Directions -> Output every entry exactly, without any pictures.

Data records for software interfaces
= = = =

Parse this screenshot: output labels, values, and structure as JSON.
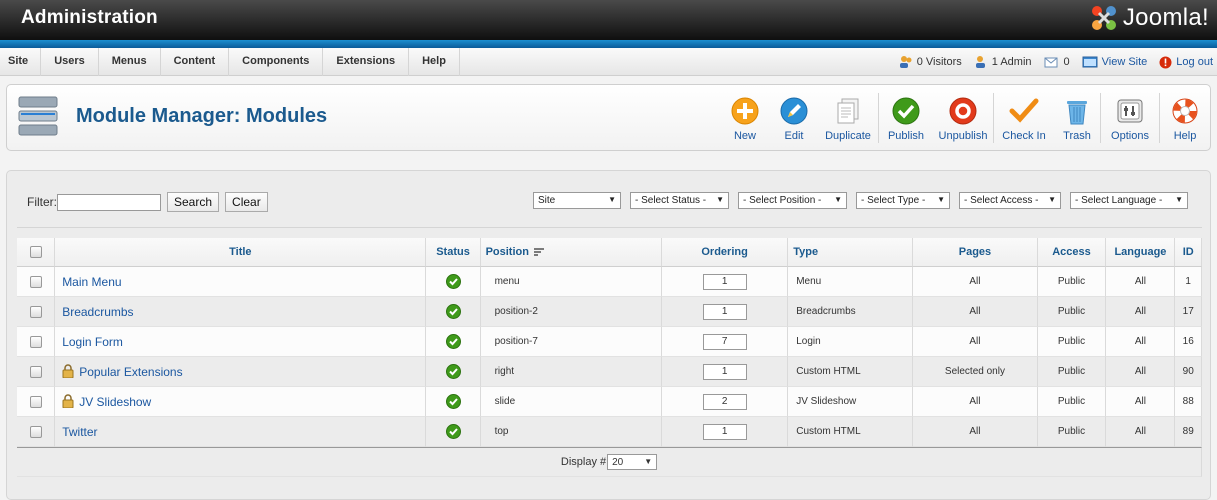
{
  "header": {
    "title": "Administration",
    "logo_text": "Joomla!"
  },
  "menubar": {
    "items": [
      "Site",
      "Users",
      "Menus",
      "Content",
      "Components",
      "Extensions",
      "Help"
    ],
    "status": {
      "visitors": "0 Visitors",
      "admins": "1 Admin",
      "messages": "0",
      "view_site": "View Site",
      "logout": "Log out"
    }
  },
  "toolbar": {
    "page_title": "Module Manager: Modules",
    "buttons": {
      "new": "New",
      "edit": "Edit",
      "duplicate": "Duplicate",
      "publish": "Publish",
      "unpublish": "Unpublish",
      "checkin": "Check In",
      "trash": "Trash",
      "options": "Options",
      "help": "Help"
    }
  },
  "filter": {
    "label": "Filter:",
    "value": "",
    "search_label": "Search",
    "clear_label": "Clear",
    "selects": {
      "client": "Site",
      "status": "- Select Status -",
      "position": "- Select Position -",
      "type": "- Select Type -",
      "access": "- Select Access -",
      "language": "- Select Language -"
    }
  },
  "table": {
    "columns": {
      "title": "Title",
      "status": "Status",
      "position": "Position",
      "ordering": "Ordering",
      "type": "Type",
      "pages": "Pages",
      "access": "Access",
      "language": "Language",
      "id": "ID"
    },
    "rows": [
      {
        "title": "Main Menu",
        "locked": false,
        "published": true,
        "position": "menu",
        "ordering": "1",
        "type": "Menu",
        "pages": "All",
        "access": "Public",
        "language": "All",
        "id": "1"
      },
      {
        "title": "Breadcrumbs",
        "locked": false,
        "published": true,
        "position": "position-2",
        "ordering": "1",
        "type": "Breadcrumbs",
        "pages": "All",
        "access": "Public",
        "language": "All",
        "id": "17"
      },
      {
        "title": "Login Form",
        "locked": false,
        "published": true,
        "position": "position-7",
        "ordering": "7",
        "type": "Login",
        "pages": "All",
        "access": "Public",
        "language": "All",
        "id": "16"
      },
      {
        "title": "Popular Extensions",
        "locked": true,
        "published": true,
        "position": "right",
        "ordering": "1",
        "type": "Custom HTML",
        "pages": "Selected only",
        "access": "Public",
        "language": "All",
        "id": "90"
      },
      {
        "title": "JV Slideshow",
        "locked": true,
        "published": true,
        "position": "slide",
        "ordering": "2",
        "type": "JV Slideshow",
        "pages": "All",
        "access": "Public",
        "language": "All",
        "id": "88"
      },
      {
        "title": "Twitter",
        "locked": false,
        "published": true,
        "position": "top",
        "ordering": "1",
        "type": "Custom HTML",
        "pages": "All",
        "access": "Public",
        "language": "All",
        "id": "89"
      }
    ],
    "footer": {
      "display_label": "Display #",
      "display_value": "20"
    }
  },
  "colors": {
    "header_bg": "#1a1a1a",
    "blue_bar": "#0a6cb5",
    "title_blue": "#1b5a8e",
    "link_blue": "#1b57a0",
    "published_green": "#3f9a1a"
  }
}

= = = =

Response area ->
Parse this screenshot: output labels, values, and structure as JSON.
{
  "header": {
    "title": "Administration",
    "logo_text": "Joomla!"
  },
  "menubar": {
    "items": [
      "Site",
      "Users",
      "Menus",
      "Content",
      "Components",
      "Extensions",
      "Help"
    ],
    "status": {
      "visitors": "0 Visitors",
      "admins": "1 Admin",
      "messages": "0",
      "view_site": "View Site",
      "logout": "Log out"
    }
  },
  "toolbar": {
    "page_title": "Module Manager: Modules",
    "buttons": {
      "new": "New",
      "edit": "Edit",
      "duplicate": "Duplicate",
      "publish": "Publish",
      "unpublish": "Unpublish",
      "checkin": "Check In",
      "trash": "Trash",
      "options": "Options",
      "help": "Help"
    }
  },
  "filter": {
    "label": "Filter:",
    "value": "",
    "search_label": "Search",
    "clear_label": "Clear",
    "selects": {
      "client": "Site",
      "status": "- Select Status -",
      "position": "- Select Position -",
      "type": "- Select Type -",
      "access": "- Select Access -",
      "language": "- Select Language -"
    }
  },
  "table": {
    "columns": {
      "title": "Title",
      "status": "Status",
      "position": "Position",
      "ordering": "Ordering",
      "type": "Type",
      "pages": "Pages",
      "access": "Access",
      "language": "Language",
      "id": "ID"
    },
    "rows": [
      {
        "title": "Main Menu",
        "locked": false,
        "published": true,
        "position": "menu",
        "ordering": "1",
        "type": "Menu",
        "pages": "All",
        "access": "Public",
        "language": "All",
        "id": "1"
      },
      {
        "title": "Breadcrumbs",
        "locked": false,
        "published": true,
        "position": "position-2",
        "ordering": "1",
        "type": "Breadcrumbs",
        "pages": "All",
        "access": "Public",
        "language": "All",
        "id": "17"
      },
      {
        "title": "Login Form",
        "locked": false,
        "published": true,
        "position": "position-7",
        "ordering": "7",
        "type": "Login",
        "pages": "All",
        "access": "Public",
        "language": "All",
        "id": "16"
      },
      {
        "title": "Popular Extensions",
        "locked": true,
        "published": true,
        "position": "right",
        "ordering": "1",
        "type": "Custom HTML",
        "pages": "Selected only",
        "access": "Public",
        "language": "All",
        "id": "90"
      },
      {
        "title": "JV Slideshow",
        "locked": true,
        "published": true,
        "position": "slide",
        "ordering": "2",
        "type": "JV Slideshow",
        "pages": "All",
        "access": "Public",
        "language": "All",
        "id": "88"
      },
      {
        "title": "Twitter",
        "locked": false,
        "published": true,
        "position": "top",
        "ordering": "1",
        "type": "Custom HTML",
        "pages": "All",
        "access": "Public",
        "language": "All",
        "id": "89"
      }
    ],
    "footer": {
      "display_label": "Display #",
      "display_value": "20"
    }
  },
  "colors": {
    "header_bg": "#1a1a1a",
    "blue_bar": "#0a6cb5",
    "title_blue": "#1b5a8e",
    "link_blue": "#1b57a0",
    "published_green": "#3f9a1a"
  }
}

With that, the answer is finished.